NASHVILLE, Tenn. (WTVF) — Would you spend your hard-earned money to attack women who say they were sexually assaulted by a man who's now a state lawmaker?
Now, a NewsChannel 5 investigation has discovered that that's exactly what Tennessee House Speaker Glen Casada did with your tax dollars.
On Friday, NewsChannel 5 Investigates first revealed how Casada put one of his key political operatives, Michael Lotfi, on the state payroll.
Now, Lotfi admits that part of his job was helping the Speaker figure out how to attack the women who had accused Rep. David Byrd of sexually assaulting them when they were in their teens.
"When I was 15, David Byrd molested me, sexually assaulted me, two of my teammates that have come forward," one of the women, Christi Rice, told NewsChannel 5 Investigates.
"Since that time, we have basically been ostracized, called liars."
When Christi Rice came forward last year with the allegations about what happened when she played on then-Coach Byrd's basketball team 30 years ago, it was more than just her word.
She also had a recording where the Waynesboro Republican apologized during a 2018 phone call. (Listen below.)

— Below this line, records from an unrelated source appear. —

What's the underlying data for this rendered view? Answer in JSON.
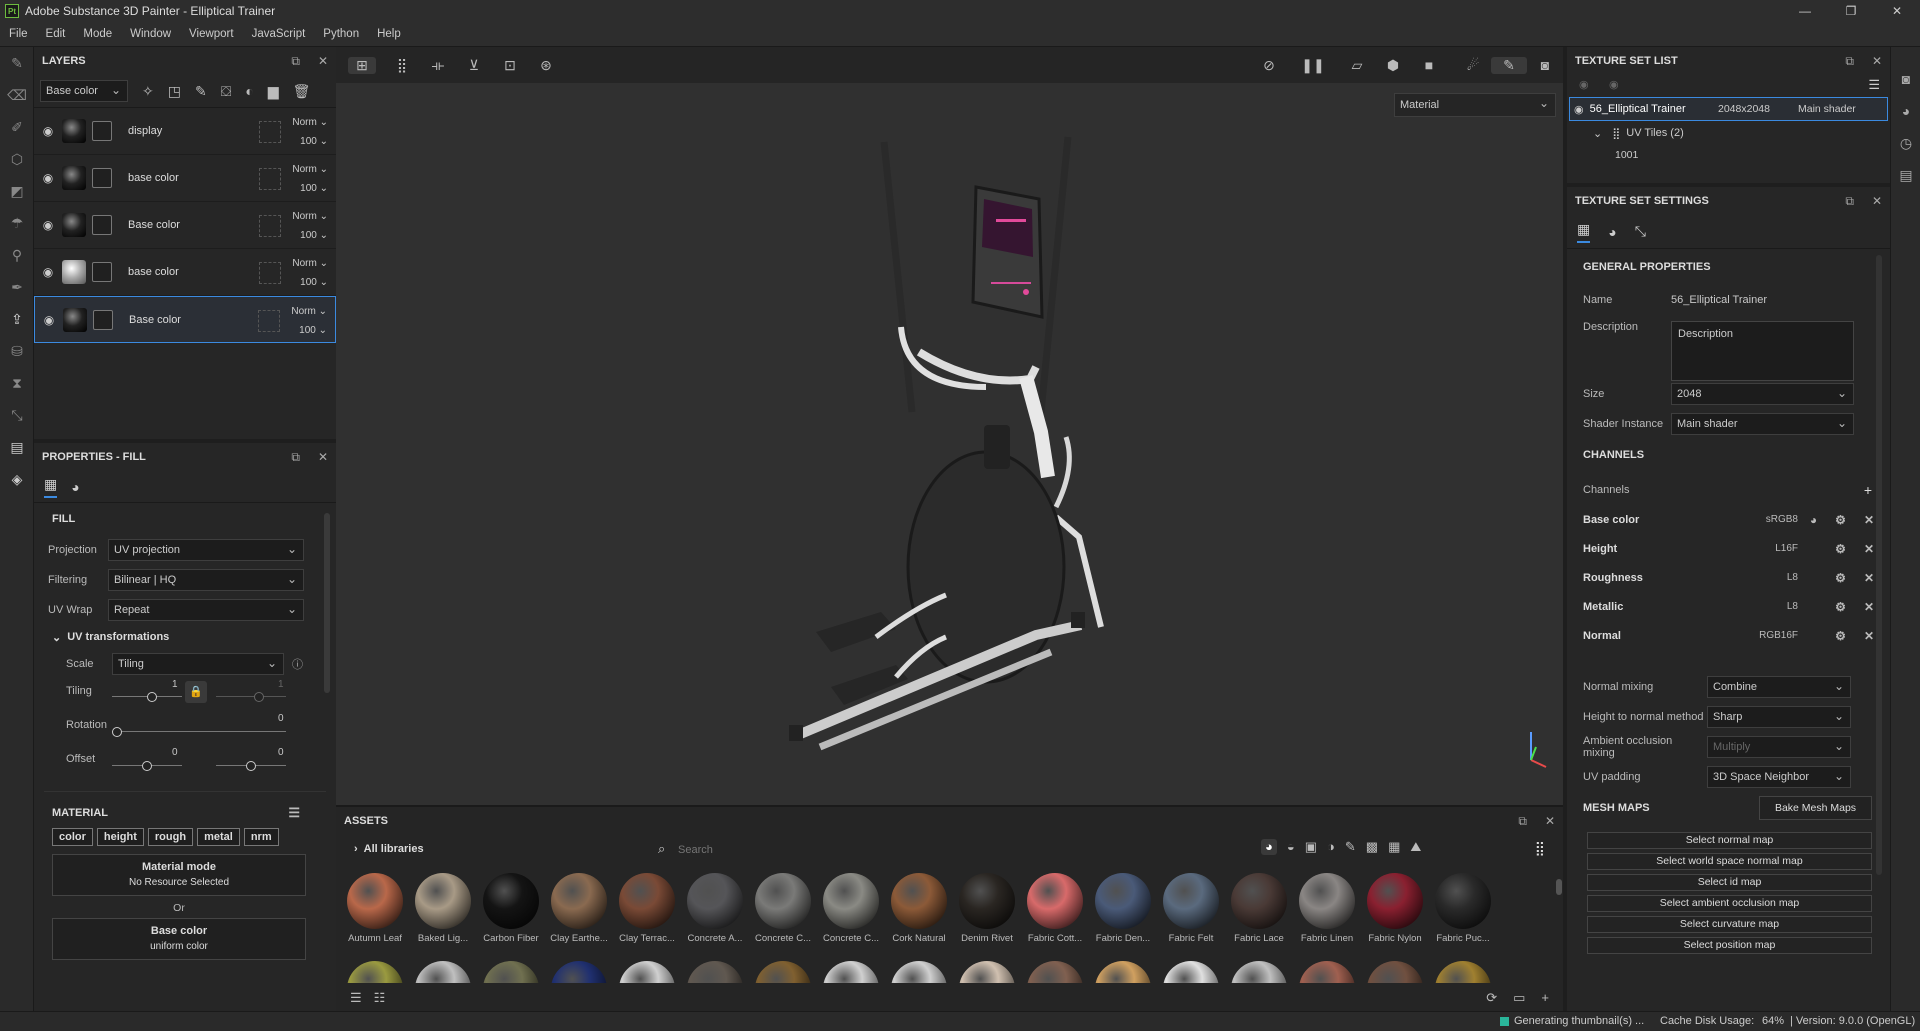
{
  "app": {
    "title": "Adobe Substance 3D Painter - Elliptical Trainer",
    "logo": "Pt"
  },
  "menu": [
    "File",
    "Edit",
    "Mode",
    "Window",
    "Viewport",
    "JavaScript",
    "Python",
    "Help"
  ],
  "layers": {
    "title": "LAYERS",
    "channel_select": "Base color",
    "items": [
      {
        "name": "display",
        "blend": "Norm",
        "opacity": "100",
        "ball": "dark"
      },
      {
        "name": "base color",
        "blend": "Norm",
        "opacity": "100",
        "ball": "dark"
      },
      {
        "name": "Base color",
        "blend": "Norm",
        "opacity": "100",
        "ball": "dark"
      },
      {
        "name": "base color",
        "blend": "Norm",
        "opacity": "100",
        "ball": "light"
      },
      {
        "name": "Base color",
        "blend": "Norm",
        "opacity": "100",
        "ball": "dark"
      }
    ]
  },
  "properties": {
    "title": "PROPERTIES - FILL",
    "fill_label": "FILL",
    "projection_label": "Projection",
    "projection": "UV projection",
    "filtering_label": "Filtering",
    "filtering": "Bilinear | HQ",
    "uvwrap_label": "UV Wrap",
    "uvwrap": "Repeat",
    "uvt_label": "UV transformations",
    "scale_label": "Scale",
    "scale": "Tiling",
    "tiling_label": "Tiling",
    "tiling_value": "1",
    "tiling_value2": "1",
    "rotation_label": "Rotation",
    "rotation_value": "0",
    "offset_label": "Offset",
    "offset_x": "0",
    "offset_y": "0",
    "material_label": "MATERIAL",
    "chips": [
      "color",
      "height",
      "rough",
      "metal",
      "nrm"
    ],
    "material_mode": "Material mode",
    "no_resource": "No Resource Selected",
    "or": "Or",
    "base_color": "Base color",
    "uniform": "uniform color"
  },
  "viewport": {
    "mode_select": "Material"
  },
  "assets": {
    "title": "ASSETS",
    "libraries": "All libraries",
    "search_placeholder": "Search",
    "materials": [
      {
        "name": "Autumn Leaf",
        "color": "#b9684a"
      },
      {
        "name": "Baked Lig...",
        "color": "#a89a86"
      },
      {
        "name": "Carbon Fiber",
        "color": "#141414"
      },
      {
        "name": "Clay Earthe...",
        "color": "#8a6a50"
      },
      {
        "name": "Clay Terrac...",
        "color": "#7a4a36"
      },
      {
        "name": "Concrete A...",
        "color": "#555558"
      },
      {
        "name": "Concrete C...",
        "color": "#7a7a78"
      },
      {
        "name": "Concrete C...",
        "color": "#8a8a84"
      },
      {
        "name": "Cork Natural",
        "color": "#8c5a38"
      },
      {
        "name": "Denim Rivet",
        "color": "#2a2622"
      },
      {
        "name": "Fabric Cott...",
        "color": "#d86a6a"
      },
      {
        "name": "Fabric Den...",
        "color": "#4a5a78"
      },
      {
        "name": "Fabric Felt",
        "color": "#5a6a7e"
      },
      {
        "name": "Fabric Lace",
        "color": "#4a3a36"
      },
      {
        "name": "Fabric Linen",
        "color": "#8a8684"
      },
      {
        "name": "Fabric Nylon",
        "color": "#8a2030"
      },
      {
        "name": "Fabric Puc...",
        "color": "#2a2a2a"
      }
    ],
    "row2_colors": [
      "#9a9a40",
      "#c0c0c0",
      "#707050",
      "#203070",
      "#d0d0d0",
      "#605850",
      "#806030",
      "#d0d0d0",
      "#d0d0d0",
      "#d0c0b0",
      "#806050",
      "#d0a060",
      "#e0e0e0",
      "#c0c0c0",
      "#a06050",
      "#705040",
      "#a08030"
    ]
  },
  "texture_set_list": {
    "title": "TEXTURE SET LIST",
    "set_name": "56_Elliptical Trainer",
    "resolution": "2048x2048",
    "shader": "Main shader",
    "uv_tiles": "UV Tiles (2)",
    "tile": "1001"
  },
  "texture_set_settings": {
    "title": "TEXTURE SET SETTINGS",
    "general": "GENERAL PROPERTIES",
    "name_label": "Name",
    "name": "56_Elliptical Trainer",
    "desc_label": "Description",
    "desc": "Description",
    "size_label": "Size",
    "size": "2048",
    "shader_label": "Shader Instance",
    "shader": "Main shader",
    "channels_title": "CHANNELS",
    "channels_label": "Channels",
    "channels": [
      {
        "name": "Base color",
        "format": "sRGB8"
      },
      {
        "name": "Height",
        "format": "L16F"
      },
      {
        "name": "Roughness",
        "format": "L8"
      },
      {
        "name": "Metallic",
        "format": "L8"
      },
      {
        "name": "Normal",
        "format": "RGB16F"
      }
    ],
    "normal_mixing_label": "Normal mixing",
    "normal_mixing": "Combine",
    "htn_label": "Height to normal method",
    "htn": "Sharp",
    "ao_label": "Ambient occlusion mixing",
    "ao": "Multiply",
    "uvpad_label": "UV padding",
    "uvpad": "3D Space Neighbor",
    "mesh_maps": "MESH MAPS",
    "bake": "Bake Mesh Maps",
    "maps": [
      "Select normal map",
      "Select world space normal map",
      "Select id map",
      "Select ambient occlusion map",
      "Select curvature map",
      "Select position map"
    ]
  },
  "status": {
    "generating": "Generating thumbnail(s) ...",
    "cache": "Cache Disk Usage:",
    "cache_pct": "64%",
    "version": "| Version: 9.0.0 (OpenGL)"
  }
}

"I've punished myself so much for that," Byrd told Rice. "You probably don't believe me. But it's something that I've wished I had a do-over so many times. I promise you that."
This year, Casada put Byrd in charge of an education subcommittee, drawing protests from women's groups organized by Enough is Enough Tennessee.
Casada himself went on the attack with a column that argued, "Lying about being a victim of sexual misconduct is an ultimate betrayal because it discredits actual victims."
"It was very offensive," Christi Rice said.
NewsChannel 5 Investigates asked, "Did you feel like he was accusing you of being a liar?"
"Yes," she answered. "I think he's accused me multiple times of being a liar. I think he's accused the other two women of being liars. And that we are not."
One of the people who helped write that was Michael Lotfi, the political operative that Casada put on the state payroll. He said Casada's chief of staff, Cade Cothren, also helped.
In a text exchange with NewsChannel 5 Investigates, Lotfi admitted that he was on state time when he helped Casada put his words to paper.
"I'm just one voice at the table, the most junior voice at that," he explained. "I don't get to make the decisions. I'm simply tasked with carrying them out."
Lotfi's company, Red Ivory Strategies, then got paid to blast that message out to supporters, the political operative added, using campaign funds.
Christi Rice was outraged.
"They were using state dollars to attack me. So where is their morality?"
As NewsChannel 5 previously reported, Lotfi's company produced digital ads for Casada's political action committee, portraying Byrd's critics as outside agitators who would soon be coming to their doors to spread lies about Byrd.
"We saw those ads as completely cruel and threatening our physical safety as well," said Ashley Massey, with the group Enough is Enough.
Massey and Kristina Richardson had volunteered to knock on doors to campaign against Byrd.
They note the ad prepared by Lotfi's company drew responses on social media, suggesting the volunteers would be met with violence.
Still, Casada rewarded Lotfi with a state job.
"Those ads put us in danger in our own communities, and they still do," Richardson said.
All of this comes as Casada faces
controversy over vulgar texts
he exchanged with his now-former chief of staff, Cade Cothren, about women.
In a 2016 exchange, Cothren sent his boss a video of two young women dancing in his apartment.
"R they 21?" Casada asked.
"It only takes 18," Cothren answered, adding a smile emoji.
Casada's response: "Lol!!! And true!"
NewsChannel 5 Investigates asked Rice and the two supporters, "Does it say something about his attitude toward young women?
"Absolutely," Rice answer.
Ashley Massey added, "He just sees them as objects, it seems like."
"So how can you trust someone like that to make laws that affect women and girls and affect children when those are his viewpoints?" she asked.
"I can't trust him."
Casada released a statement, defending Lotfi's activities.
"Mr. Lofti was well within his role as a state employee to help craft the opinion piece, and no state funds were used to further promote the op-ed," the Speaker said.